Deer around here aren't hard to kill or very big. So I'm leaning towards .223, .22 Creed, .243 win or 6 Creed. With a removable brake.

My dilemma is the stock, I cannot figure out what would work for such a small child??? I read that the Weatherby Camilla is a good one but it still looks too big in pictures?

Thoughts???
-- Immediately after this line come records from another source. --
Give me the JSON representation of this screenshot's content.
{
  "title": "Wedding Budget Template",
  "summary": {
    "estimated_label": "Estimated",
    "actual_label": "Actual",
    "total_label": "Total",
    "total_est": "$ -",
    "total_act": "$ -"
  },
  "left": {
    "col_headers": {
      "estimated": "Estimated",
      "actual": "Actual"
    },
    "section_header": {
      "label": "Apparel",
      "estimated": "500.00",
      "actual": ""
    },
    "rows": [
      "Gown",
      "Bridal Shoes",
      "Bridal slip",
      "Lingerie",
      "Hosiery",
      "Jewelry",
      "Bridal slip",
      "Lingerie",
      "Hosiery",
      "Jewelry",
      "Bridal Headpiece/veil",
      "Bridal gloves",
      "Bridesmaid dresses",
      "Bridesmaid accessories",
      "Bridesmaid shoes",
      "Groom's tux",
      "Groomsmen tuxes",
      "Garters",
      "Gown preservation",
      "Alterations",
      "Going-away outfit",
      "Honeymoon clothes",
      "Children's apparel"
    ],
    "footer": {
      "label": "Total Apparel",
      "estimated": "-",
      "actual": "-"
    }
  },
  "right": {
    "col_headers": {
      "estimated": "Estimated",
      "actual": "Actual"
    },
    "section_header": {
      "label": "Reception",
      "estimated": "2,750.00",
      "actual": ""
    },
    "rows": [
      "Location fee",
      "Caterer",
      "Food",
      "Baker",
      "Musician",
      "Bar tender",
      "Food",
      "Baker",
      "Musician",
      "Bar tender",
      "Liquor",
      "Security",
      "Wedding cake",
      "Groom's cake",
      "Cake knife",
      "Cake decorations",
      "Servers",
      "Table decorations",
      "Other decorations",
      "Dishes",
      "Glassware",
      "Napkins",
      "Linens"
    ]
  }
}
Can't go wrong with a 243. With 100 gr flat base bullets can kill anything that walks. 22" bbl. Put it in an AR type chasis, im pretty sure HOWA has them. I have 3 Howard 1500s and they are reliable tack drivers. Shed be able to use that gun forever. Thread it for a muzzle brake and you can use it for long range Varmints coyotes and Priddy doggies off a bench. I disagree with not having a brake. Its fun. You can see your shots. I have THREE 243s, A sporter and two heavy barrels, an older winchester.then I built a custom 243, I wanted a caliber for everything.so it wouldn't just sit in my safe. I put a heavy 3.5# bench stock on it for prairie dogs and can swap to a lightweight hogue pillar bedded stock for walking around hunting . I dont even get a shift in impact because the stocks are free floated.vof course I pre hunt check them anyway, I have to if I switch ammo. 58 gr vmax ammo is deadly accurate at 4000 fps from a 26" bbl. Should be around 3800 from a 22" bbl. Ill have to chronograph that. The 100 grain fiocchi ammo is spectacular in 3 different 243s a HOWA 22". Winchester 70 24" and Remington 700 26"
 
Top